I posted a brief introduction to rosacea HERE, including my diagnosis story and a list of common triggers. But I wanted to write about my lifestyle and diet tips for coping with rosacea.
As I have had rosacea for 14 years, I have learned my triggers very well and have now made certain changes to my lifestyle and diet that have made a huge difference. I truly believe that there is a causal link between intestinal health and rosacea flare ups, and therefore it’s one of the main ways in which I control my rosacea. Depending on your triggers, I would really recommend trying these if you feel you can. But do them one at a time to determine how much of an effect they have (and to save your sanity!):
Please note that I am not a doctor or a nutritionist. These are all my tips for coping with rosacea, things that have worked for me, but only you can know your skin and what your triggers are. If you don’t want to do any of the below, you don’t have to. I’m not here to preach, I just wanted to give you some insight on what has worked for me.
My lifestyle and diet tips for coping with rosacea
It goes without saying that if you have a skin condition, your skin care is of the utmost importance. But I’m going to do a whole separate blog on this as I could talk for days!
I have tried to give up caffeine (apart from special occasions – I know, I’m *so* rock n roll). This was tricky as I depended, psychologically, on my morning coffee to perk me up and prepare me for the day. The difference to my skin is definitely noticeable which makes it easier. I replaced coffee with green tea (which does still have some caffeine in but not enough to trigger my flare ups), hot water with lemon, or plain old squash. (UPDATE 2019: It’s now believed that it’s not the caffeine that causes a flare up but the heat of the beverage. I now drink coffee every day with no issues because I wait until it’s cooled.)
I don’t tend to drink alcohol during the week (or on the weekend unless I’m going out). When my rosacea was at its worst I was at uni. I was drinking a lot and my skin reflected that. I notice the results of a night out or boozey holiday immediately so I tend to restrict it to special occasions. 18 year old Lex would disown me if she could see me now! This seems to be one of the hardest things people try to cut down on or give up but it’s all about the reaction you have. Flare ups are painful and not only have a physical effect but also a mental one, so I tend to weigh up those consequences against just how much I would like a big glass of red wine. Sometimes I do just say ‘bugger it all, I NEED GIN’ but I’m also aware of what will happen afterwards!
EXTREMES OF TEMPERATURE
Living in the UK means distinct seasons which means that in a matter of months my skin can be unhappy about any of the following: cold wind and rain, central heating, a heatwave or ice cold air conditioning. Avoiding these is impossible unless you stay in a temperature controlled room for your entire life so you have to learn to work around them. Wrap a scarf around as much of your face as you can in cold temperatures (though avoid overheating your face with your breath underneath!), carry a fan and a water mist in hot weather to cool you down.
I will hold my hands up and say I’m not a huge exercise person.
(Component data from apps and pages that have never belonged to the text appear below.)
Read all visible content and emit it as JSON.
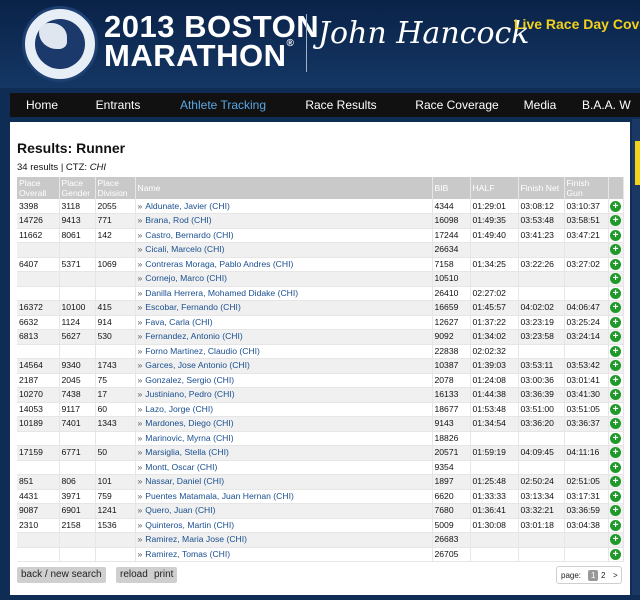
{
  "header": {
    "logo_alt": "Boston Athletic Association",
    "title_line1": "2013 BOSTON",
    "title_line2": "MARATHON",
    "registered_mark": "®",
    "sponsor": "John Hancock",
    "live_text": "Live Race Day Cove"
  },
  "nav": {
    "items": [
      {
        "label": "Home",
        "active": false
      },
      {
        "label": "Entrants",
        "active": false
      },
      {
        "label": "Athlete Tracking",
        "active": true
      },
      {
        "label": "Race Results",
        "active": false
      },
      {
        "label": "Race Coverage",
        "active": false
      },
      {
        "label": "Media",
        "active": false
      },
      {
        "label": "B.A.A. W",
        "active": false
      }
    ]
  },
  "results": {
    "title": "Results: Runner",
    "count_text": "34 results | CTZ: ",
    "country": "CHI",
    "columns": [
      "Place Overall",
      "Place Gender",
      "Place Division",
      "Name",
      "BIB",
      "HALF",
      "Finish Net",
      "Finish Gun",
      ""
    ],
    "rows": [
      [
        "3398",
        "3118",
        "2055",
        "Aldunate, Javier (CHI)",
        "4344",
        "01:29:01",
        "03:08:12",
        "03:10:37"
      ],
      [
        "14726",
        "9413",
        "771",
        "Brana, Rod (CHI)",
        "16098",
        "01:49:35",
        "03:53:48",
        "03:58:51"
      ],
      [
        "11662",
        "8061",
        "142",
        "Castro, Bernardo (CHI)",
        "17244",
        "01:49:40",
        "03:41:23",
        "03:47:21"
      ],
      [
        "",
        "",
        "",
        "Cicali, Marcelo (CHI)",
        "26634",
        "",
        "",
        ""
      ],
      [
        "6407",
        "5371",
        "1069",
        "Contreras Moraga, Pablo Andres (CHI)",
        "7158",
        "01:34:25",
        "03:22:26",
        "03:27:02"
      ],
      [
        "",
        "",
        "",
        "Cornejo, Marco (CHI)",
        "10510",
        "",
        "",
        ""
      ],
      [
        "",
        "",
        "",
        "Danilla Herrera, Mohamed Didake (CHI)",
        "26410",
        "02:27:02",
        "",
        ""
      ],
      [
        "16372",
        "10100",
        "415",
        "Escobar, Fernando (CHI)",
        "16659",
        "01:45:57",
        "04:02:02",
        "04:06:47"
      ],
      [
        "6632",
        "1124",
        "914",
        "Fava, Carla (CHI)",
        "12627",
        "01:37:22",
        "03:23:19",
        "03:25:24"
      ],
      [
        "6813",
        "5627",
        "530",
        "Fernandez, Antonio (CHI)",
        "9092",
        "01:34:02",
        "03:23:58",
        "03:24:14"
      ],
      [
        "",
        "",
        "",
        "Forno Martinez, Claudio (CHI)",
        "22838",
        "02:02:32",
        "",
        ""
      ],
      [
        "14564",
        "9340",
        "1743",
        "Garces, Jose Antonio (CHI)",
        "10387",
        "01:39:03",
        "03:53:11",
        "03:53:42"
      ],
      [
        "2187",
        "2045",
        "75",
        "Gonzalez, Sergio (CHI)",
        "2078",
        "01:24:08",
        "03:00:36",
        "03:01:41"
      ],
      [
        "10270",
        "7438",
        "17",
        "Justiniano, Pedro (CHI)",
        "16133",
        "01:44:38",
        "03:36:39",
        "03:41:30"
      ],
      [
        "14053",
        "9117",
        "60",
        "Lazo, Jorge (CHI)",
        "18677",
        "01:53:48",
        "03:51:00",
        "03:51:05"
      ],
      [
        "10189",
        "7401",
        "1343",
        "Mardones, Diego (CHI)",
        "9143",
        "01:34:54",
        "03:36:20",
        "03:36:37"
      ],
      [
        "",
        "",
        "",
        "Marinovic, Myrna (CHI)",
        "18826",
        "",
        "",
        ""
      ],
      [
        "17159",
        "6771",
        "50",
        "Marsiglia, Stella (CHI)",
        "20571",
        "01:59:19",
        "04:09:45",
        "04:11:16"
      ],
      [
        "",
        "",
        "",
        "Montt, Oscar (CHI)",
        "9354",
        "",
        "",
        ""
      ],
      [
        "851",
        "806",
        "101",
        "Nassar, Daniel (CHI)",
        "1897",
        "01:25:48",
        "02:50:24",
        "02:51:05"
      ],
      [
        "4431",
        "3971",
        "759",
        "Puentes Matamala, Juan Hernan (CHI)",
        "6620",
        "01:33:33",
        "03:13:34",
        "03:17:31"
      ],
      [
        "9087",
        "6901",
        "1241",
        "Quero, Juan (CHI)",
        "7680",
        "01:36:41",
        "03:32:21",
        "03:36:59"
      ],
      [
        "2310",
        "2158",
        "1536",
        "Quinteros, Martin (CHI)",
        "5009",
        "01:30:08",
        "03:01:18",
        "03:04:38"
      ],
      [
        "",
        "",
        "",
        "Ramirez, Maria Jose (CHI)",
        "26683",
        "",
        "",
        ""
      ],
      [
        "",
        "",
        "",
        "Ramirez, Tomas (CHI)",
        "26705",
        "",
        "",
        ""
      ]
    ]
  },
  "buttons": {
    "back": "back / new search",
    "reload": "reload",
    "print": "print"
  },
  "pager": {
    "label": "page:",
    "current": "1",
    "next_page": "2",
    "next_arrow": ">"
  },
  "colors": {
    "header_bg": "#0f2c54",
    "nav_active": "#5aa8e6",
    "live_text": "#f2d21a",
    "link": "#1a4f8f",
    "add_button": "#1f9a2a"
  }
}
I should be and I’m trying to get into it more. However, if you have rosacea exercise becomes even more of a faff than it already is. As you get warm, through exertion, your face naturally flushes. But for someone with rosacea this can trigger an extended flush which is uncomfortable and sore. I would recommend non-cardio forms of exercise: yoga and pilates are great as they don’t cause you to overheat (unless you do Bikram yoga – which would be a terrible idea) and are also great for learning relaxation techniques which may help you to calm yourself and gain composure when in the middle of a flare up. It’s worth bearing in mind that some of the poses in yoga and pilates can trigger a flare up (e.g. anything that involves your head being below your heart).
Dairy is a common trigger for many people. Swapping to soy/almond milk for cereal, smoothies and puddings was pretty easy but cheese is still my downfall. It’s just so delicious! Again, I weigh up my desire for comforting cheese on toast and the resulting flare up.
WHEAT AND GLUTEN
Wheat and gluten is another beast altogether. I have a lot of food intolerances and – with supervision from my doctor – I did the FODMAP elimination diet (you can read about HERE) which helped me to see what foods were making me unwell. I believe there’s a definite link between gut health and the skin, and I saw an immediate improvement in my skin. The FODMAP diet is a hard and extreme thing to do, so by no means do I recommend it for everyone, but for me there was a definite crossover between my diet issues and some of my rosacea flare ups.
What tips do you have for avoiding or minimising your triggers and flare ups?
I really hope that this blog post was helpful and that it has shown you that there are ways to manage rosacea, even if some of them do seem like torture! I have written blogs on the psychological impact of rosacea and the skincare tips that help me to manage the condition.
Looking for some next steps?
- Follow me on INSTAGRAM for lots of rosacea updates.
- Get more information on rosacea and my journey so far in my ROSACEA FAQ POST.
- Join my private rosacea FACEBOOK GROUP.
- And – exciting news! – I’ve just launched some digital downloads to help you get to grips with your rosacea: grab the Rosacea Trigger Checklist and the Rosacea Flare Up Diary.